**Exercise**
Determine how many lines below contain the word "description", then write that number by itself.

**Data records for software interfaces**
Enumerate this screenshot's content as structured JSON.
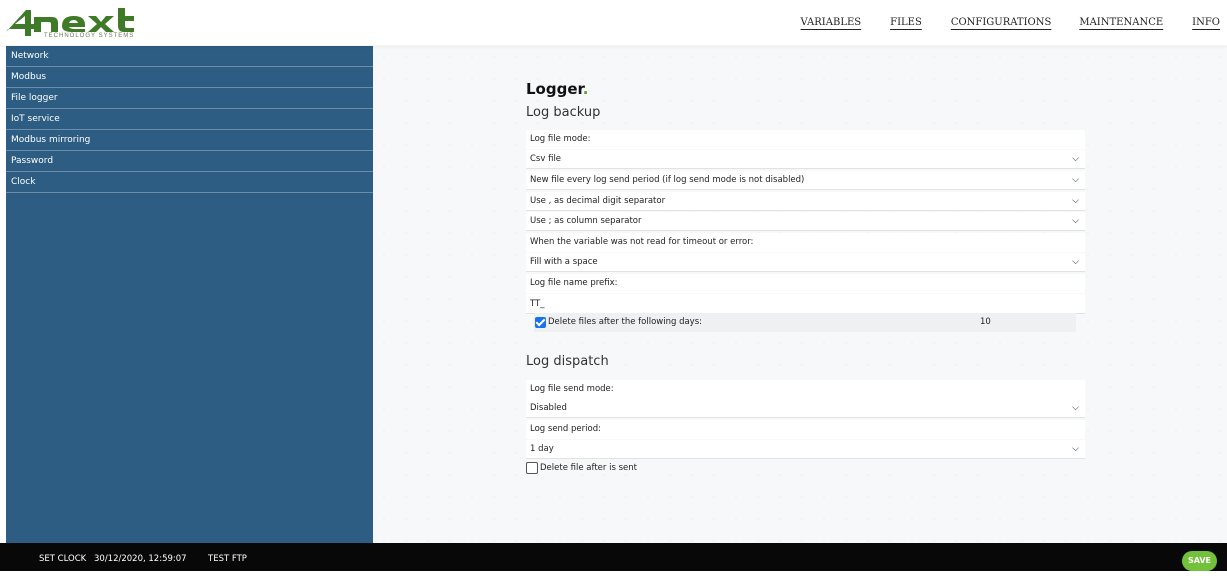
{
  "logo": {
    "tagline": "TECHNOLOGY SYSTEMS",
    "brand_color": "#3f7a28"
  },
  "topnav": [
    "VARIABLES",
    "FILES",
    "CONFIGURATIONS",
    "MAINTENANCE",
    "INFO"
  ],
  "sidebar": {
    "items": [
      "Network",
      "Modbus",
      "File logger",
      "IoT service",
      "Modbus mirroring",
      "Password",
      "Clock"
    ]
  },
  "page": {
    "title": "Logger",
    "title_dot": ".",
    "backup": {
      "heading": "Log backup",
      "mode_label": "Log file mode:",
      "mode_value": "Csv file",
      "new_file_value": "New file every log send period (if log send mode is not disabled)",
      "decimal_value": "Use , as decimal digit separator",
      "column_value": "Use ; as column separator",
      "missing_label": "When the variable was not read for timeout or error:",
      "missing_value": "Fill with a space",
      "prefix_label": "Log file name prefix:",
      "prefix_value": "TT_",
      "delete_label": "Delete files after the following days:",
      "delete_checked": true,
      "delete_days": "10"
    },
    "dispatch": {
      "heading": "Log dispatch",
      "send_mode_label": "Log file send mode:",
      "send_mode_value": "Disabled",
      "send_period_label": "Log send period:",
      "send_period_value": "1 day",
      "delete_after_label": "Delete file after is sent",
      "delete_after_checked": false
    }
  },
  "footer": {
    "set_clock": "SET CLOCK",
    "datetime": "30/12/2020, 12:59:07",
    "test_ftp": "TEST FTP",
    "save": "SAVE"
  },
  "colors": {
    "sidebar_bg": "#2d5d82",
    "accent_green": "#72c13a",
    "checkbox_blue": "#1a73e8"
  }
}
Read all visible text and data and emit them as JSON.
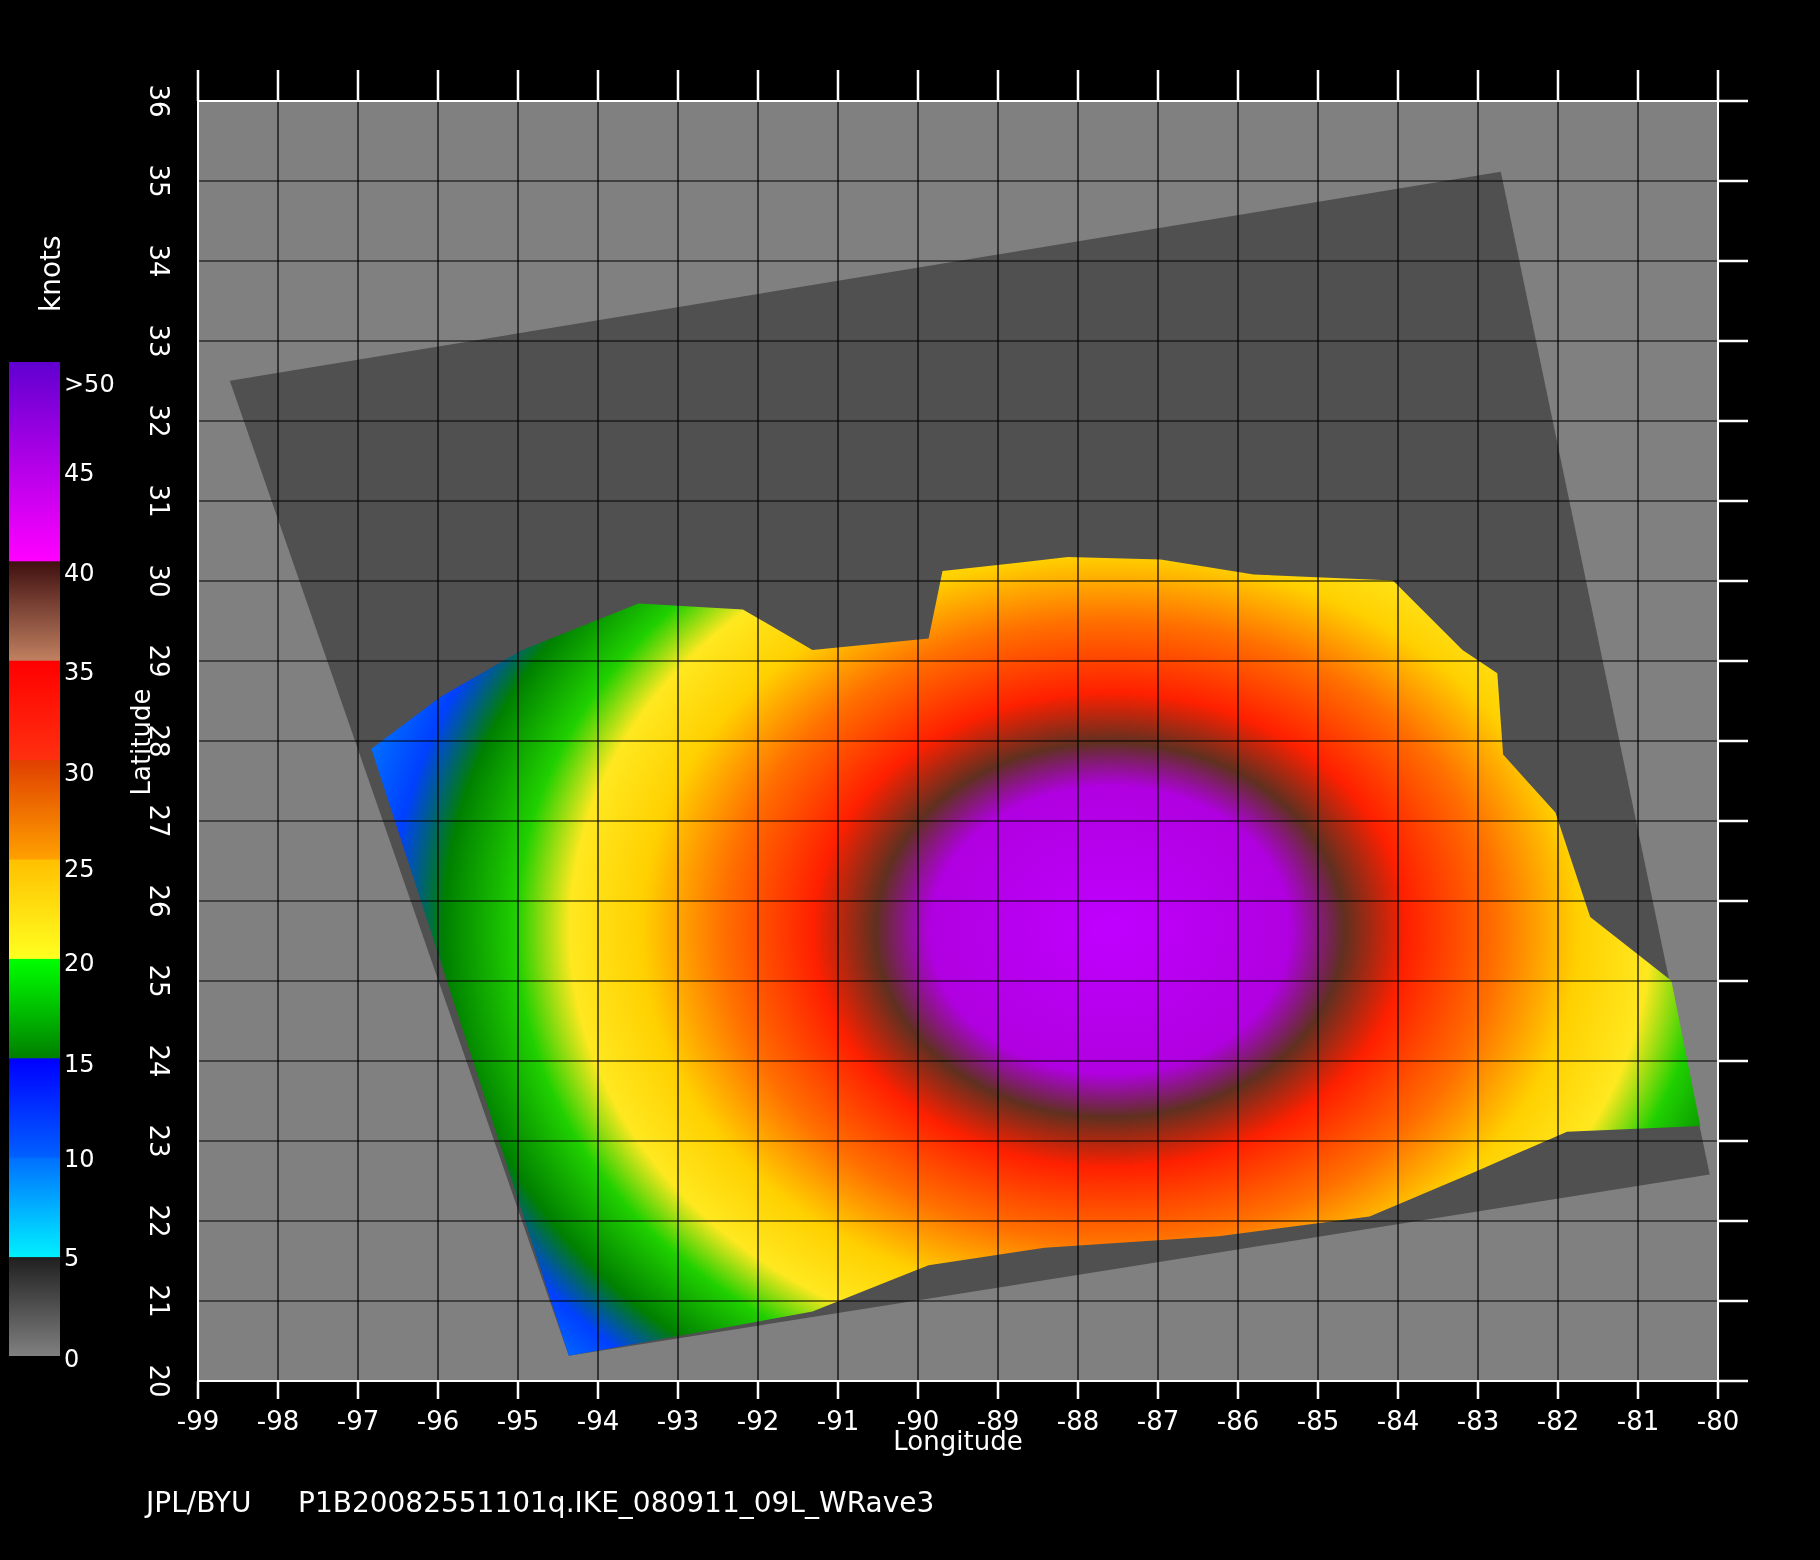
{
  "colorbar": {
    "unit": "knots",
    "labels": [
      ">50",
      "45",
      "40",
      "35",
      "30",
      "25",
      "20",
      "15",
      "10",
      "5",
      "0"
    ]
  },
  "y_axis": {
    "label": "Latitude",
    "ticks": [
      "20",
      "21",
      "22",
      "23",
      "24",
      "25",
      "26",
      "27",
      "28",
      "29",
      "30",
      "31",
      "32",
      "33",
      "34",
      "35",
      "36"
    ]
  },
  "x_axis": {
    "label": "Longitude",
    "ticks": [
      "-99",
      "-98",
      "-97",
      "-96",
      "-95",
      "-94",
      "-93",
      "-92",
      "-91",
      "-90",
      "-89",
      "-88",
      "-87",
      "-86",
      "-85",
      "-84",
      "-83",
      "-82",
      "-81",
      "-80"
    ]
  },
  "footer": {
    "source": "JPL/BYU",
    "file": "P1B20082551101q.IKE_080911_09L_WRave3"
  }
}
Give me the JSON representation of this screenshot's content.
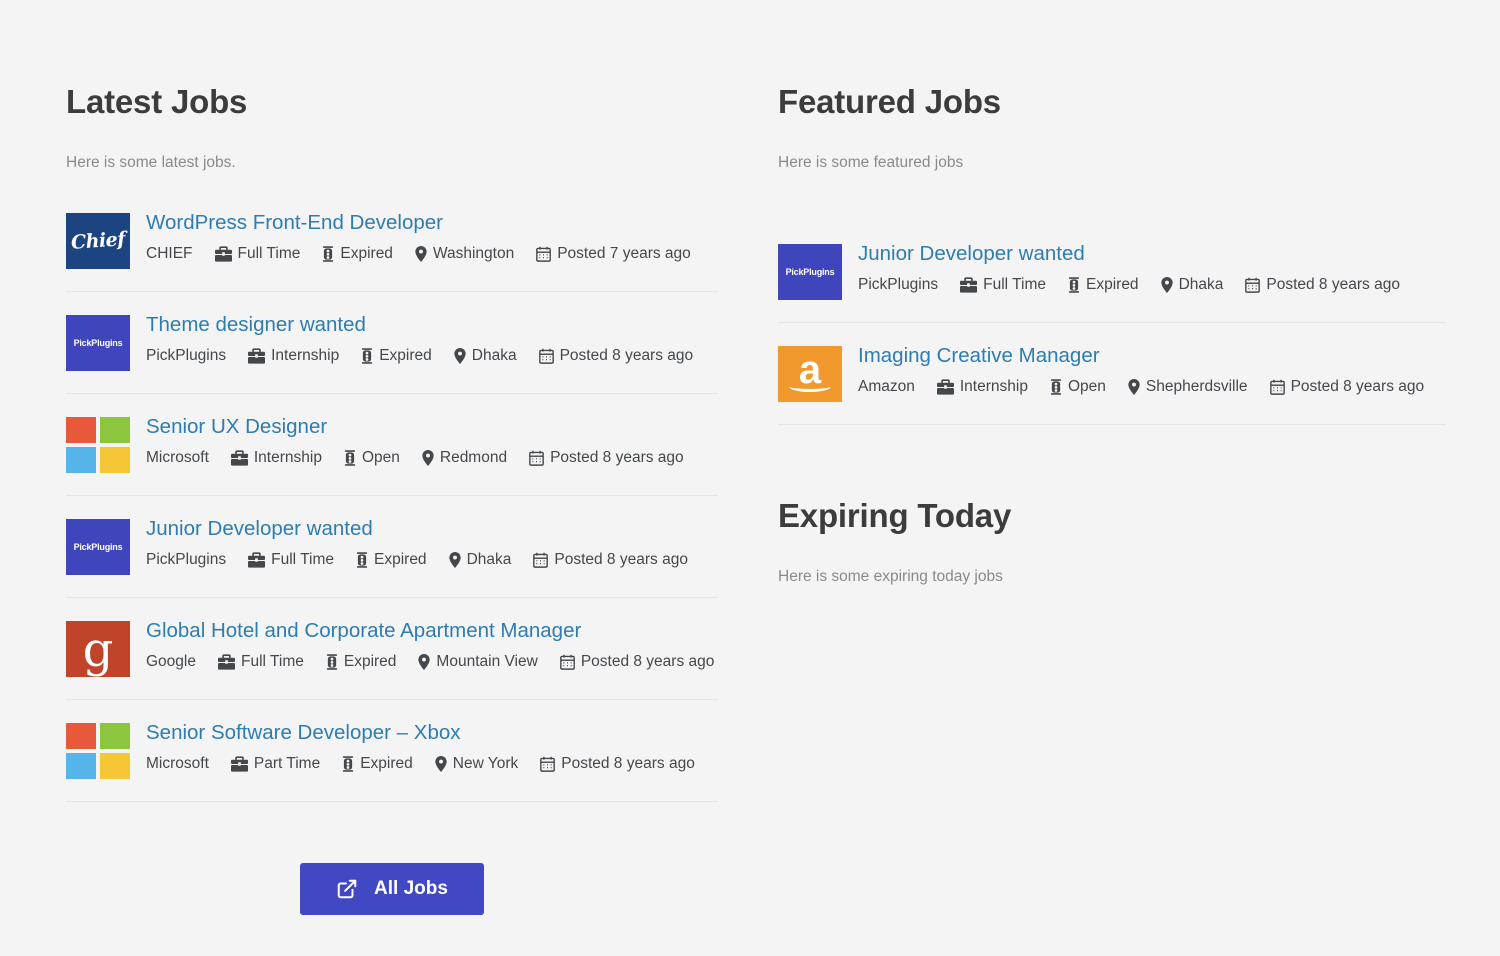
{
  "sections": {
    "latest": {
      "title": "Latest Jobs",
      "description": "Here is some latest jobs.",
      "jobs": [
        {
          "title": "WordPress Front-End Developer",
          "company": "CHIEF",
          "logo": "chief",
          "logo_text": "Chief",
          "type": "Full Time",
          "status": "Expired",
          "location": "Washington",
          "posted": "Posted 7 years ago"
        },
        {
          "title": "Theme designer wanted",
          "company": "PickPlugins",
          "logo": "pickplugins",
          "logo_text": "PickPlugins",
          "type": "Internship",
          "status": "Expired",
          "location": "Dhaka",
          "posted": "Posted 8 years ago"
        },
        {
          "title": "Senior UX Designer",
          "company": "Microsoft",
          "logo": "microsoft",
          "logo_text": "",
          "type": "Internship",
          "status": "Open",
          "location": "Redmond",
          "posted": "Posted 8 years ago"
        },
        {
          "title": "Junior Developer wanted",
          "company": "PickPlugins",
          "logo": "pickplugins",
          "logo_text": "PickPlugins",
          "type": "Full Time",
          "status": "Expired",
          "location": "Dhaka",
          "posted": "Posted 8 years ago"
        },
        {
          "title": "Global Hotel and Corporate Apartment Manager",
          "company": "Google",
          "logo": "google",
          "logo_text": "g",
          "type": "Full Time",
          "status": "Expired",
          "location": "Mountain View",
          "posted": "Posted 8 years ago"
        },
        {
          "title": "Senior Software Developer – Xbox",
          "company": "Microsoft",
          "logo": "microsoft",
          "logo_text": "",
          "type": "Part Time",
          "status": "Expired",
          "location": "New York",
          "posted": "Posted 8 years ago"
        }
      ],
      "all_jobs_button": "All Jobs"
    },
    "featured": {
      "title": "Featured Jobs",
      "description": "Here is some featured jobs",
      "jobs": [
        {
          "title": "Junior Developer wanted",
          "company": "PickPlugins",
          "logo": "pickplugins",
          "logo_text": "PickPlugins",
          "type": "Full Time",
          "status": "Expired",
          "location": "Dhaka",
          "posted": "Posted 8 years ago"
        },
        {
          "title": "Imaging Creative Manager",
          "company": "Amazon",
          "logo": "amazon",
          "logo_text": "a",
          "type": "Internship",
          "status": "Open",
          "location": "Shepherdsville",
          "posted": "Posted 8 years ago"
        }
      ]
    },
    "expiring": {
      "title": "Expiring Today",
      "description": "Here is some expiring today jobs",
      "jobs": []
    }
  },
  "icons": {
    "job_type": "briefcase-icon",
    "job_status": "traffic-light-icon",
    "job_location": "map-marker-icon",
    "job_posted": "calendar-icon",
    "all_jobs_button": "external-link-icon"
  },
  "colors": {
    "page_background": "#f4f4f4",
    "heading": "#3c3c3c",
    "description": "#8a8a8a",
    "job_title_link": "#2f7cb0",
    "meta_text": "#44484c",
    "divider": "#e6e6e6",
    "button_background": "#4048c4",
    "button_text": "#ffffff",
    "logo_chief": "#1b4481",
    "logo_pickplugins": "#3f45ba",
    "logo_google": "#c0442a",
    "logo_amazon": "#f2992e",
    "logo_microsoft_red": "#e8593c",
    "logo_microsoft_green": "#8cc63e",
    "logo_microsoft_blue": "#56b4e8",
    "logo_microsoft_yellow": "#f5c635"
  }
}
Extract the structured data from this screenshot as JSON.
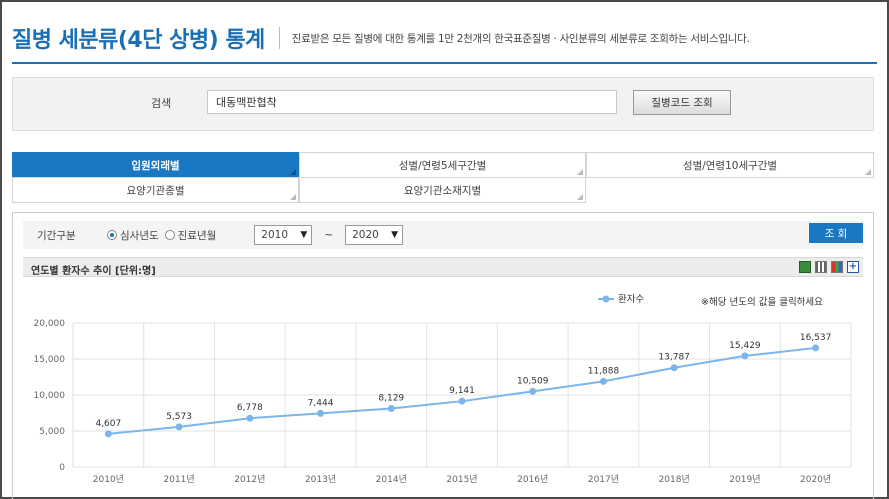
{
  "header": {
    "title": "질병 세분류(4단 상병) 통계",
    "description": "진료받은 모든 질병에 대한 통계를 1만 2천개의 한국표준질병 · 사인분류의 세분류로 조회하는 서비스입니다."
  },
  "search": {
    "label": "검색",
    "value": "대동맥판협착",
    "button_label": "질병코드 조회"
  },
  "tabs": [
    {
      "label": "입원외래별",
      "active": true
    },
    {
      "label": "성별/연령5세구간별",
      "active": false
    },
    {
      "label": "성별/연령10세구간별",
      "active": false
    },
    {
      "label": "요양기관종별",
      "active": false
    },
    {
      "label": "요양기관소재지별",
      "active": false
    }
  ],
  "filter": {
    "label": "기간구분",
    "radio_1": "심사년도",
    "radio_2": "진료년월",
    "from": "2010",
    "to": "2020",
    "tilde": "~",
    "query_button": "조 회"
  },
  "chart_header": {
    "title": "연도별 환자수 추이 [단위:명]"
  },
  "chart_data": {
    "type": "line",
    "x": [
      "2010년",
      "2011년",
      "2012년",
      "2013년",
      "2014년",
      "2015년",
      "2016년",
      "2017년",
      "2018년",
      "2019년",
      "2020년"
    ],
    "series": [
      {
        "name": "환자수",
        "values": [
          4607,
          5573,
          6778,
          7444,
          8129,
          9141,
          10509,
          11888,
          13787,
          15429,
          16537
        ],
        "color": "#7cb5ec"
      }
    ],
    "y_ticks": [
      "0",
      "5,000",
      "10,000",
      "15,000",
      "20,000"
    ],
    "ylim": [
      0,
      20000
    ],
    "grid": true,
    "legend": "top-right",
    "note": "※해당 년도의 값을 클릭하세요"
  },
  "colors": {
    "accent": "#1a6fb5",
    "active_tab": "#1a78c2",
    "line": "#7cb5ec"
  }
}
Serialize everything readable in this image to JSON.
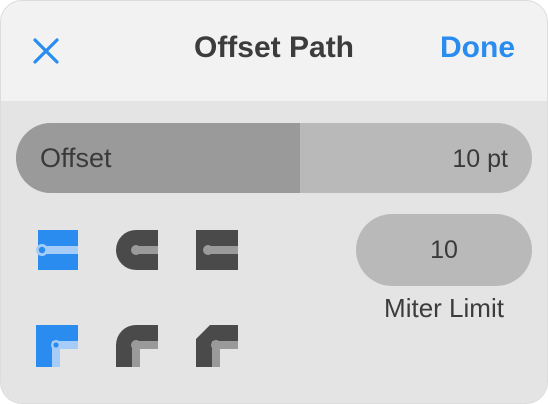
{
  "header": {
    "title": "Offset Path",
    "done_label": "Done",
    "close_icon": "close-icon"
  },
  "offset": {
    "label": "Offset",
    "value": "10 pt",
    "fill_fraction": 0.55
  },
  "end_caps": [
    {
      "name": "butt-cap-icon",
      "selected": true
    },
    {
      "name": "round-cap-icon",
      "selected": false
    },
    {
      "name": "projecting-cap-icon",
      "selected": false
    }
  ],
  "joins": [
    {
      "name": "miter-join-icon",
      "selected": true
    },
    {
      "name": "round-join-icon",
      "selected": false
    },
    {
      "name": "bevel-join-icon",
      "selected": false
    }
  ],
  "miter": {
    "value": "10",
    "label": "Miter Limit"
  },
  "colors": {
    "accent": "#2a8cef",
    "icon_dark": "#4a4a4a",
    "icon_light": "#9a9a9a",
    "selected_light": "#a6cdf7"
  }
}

**Finished task**
5